• [What the exercise asks]: Look for "label" in each line of the records, and copy the lines that have it.
>>>>>
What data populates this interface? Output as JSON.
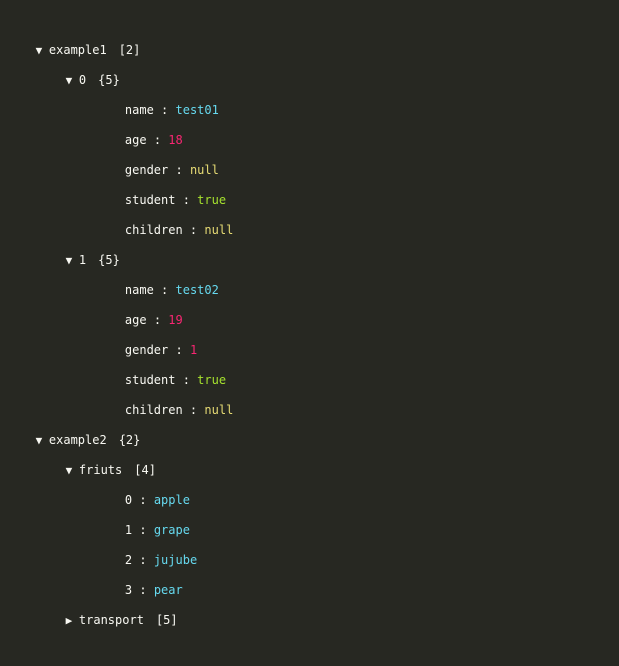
{
  "icons": {
    "expanded": "▼",
    "collapsed": "▶"
  },
  "colors": {
    "background": "#272822",
    "key": "#f8f8f2",
    "string": "#66d9ef",
    "number": "#f92672",
    "null": "#e6db74",
    "boolean": "#a6e22e"
  },
  "tree": {
    "example1": {
      "key": "example1",
      "count": "[2]",
      "items": [
        {
          "key": "0",
          "count": "{5}",
          "fields": [
            {
              "key": "name",
              "value": "test01",
              "type": "string"
            },
            {
              "key": "age",
              "value": "18",
              "type": "number"
            },
            {
              "key": "gender",
              "value": "null",
              "type": "null"
            },
            {
              "key": "student",
              "value": "true",
              "type": "boolean"
            },
            {
              "key": "children",
              "value": "null",
              "type": "null"
            }
          ]
        },
        {
          "key": "1",
          "count": "{5}",
          "fields": [
            {
              "key": "name",
              "value": "test02",
              "type": "string"
            },
            {
              "key": "age",
              "value": "19",
              "type": "number"
            },
            {
              "key": "gender",
              "value": "1",
              "type": "number"
            },
            {
              "key": "student",
              "value": "true",
              "type": "boolean"
            },
            {
              "key": "children",
              "value": "null",
              "type": "null"
            }
          ]
        }
      ]
    },
    "example2": {
      "key": "example2",
      "count": "{2}",
      "friuts": {
        "key": "friuts",
        "count": "[4]",
        "items": [
          {
            "key": "0",
            "value": "apple"
          },
          {
            "key": "1",
            "value": "grape"
          },
          {
            "key": "2",
            "value": "jujube"
          },
          {
            "key": "3",
            "value": "pear"
          }
        ]
      },
      "transport": {
        "key": "transport",
        "count": "[5]"
      }
    },
    "separator": " : "
  }
}
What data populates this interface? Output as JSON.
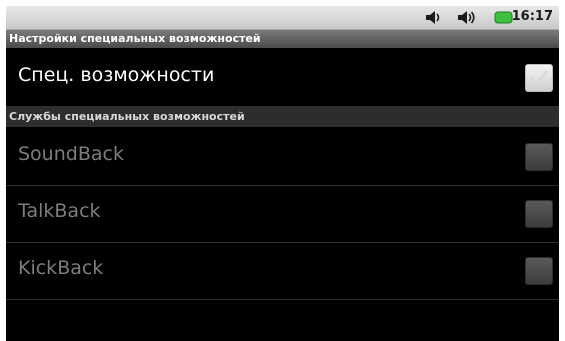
{
  "status_bar": {
    "time": "16:17",
    "icons": [
      "volume-icon",
      "volume-icon",
      "battery-icon"
    ],
    "battery_color": "#3fc13f"
  },
  "title": "Настройки специальных возможностей",
  "main_setting": {
    "label": "Спец. возможности",
    "checked": false,
    "enabled": true
  },
  "services_header": "Службы специальных возможностей",
  "services": [
    {
      "label": "SoundBack",
      "checked": false,
      "enabled": false
    },
    {
      "label": "TalkBack",
      "checked": false,
      "enabled": false
    },
    {
      "label": "KickBack",
      "checked": false,
      "enabled": false
    }
  ]
}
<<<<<
• [Task answer]:
    "label": "Спец. возможности",
      "label": "SoundBack",
      "label": "TalkBack",
      "label": "KickBack",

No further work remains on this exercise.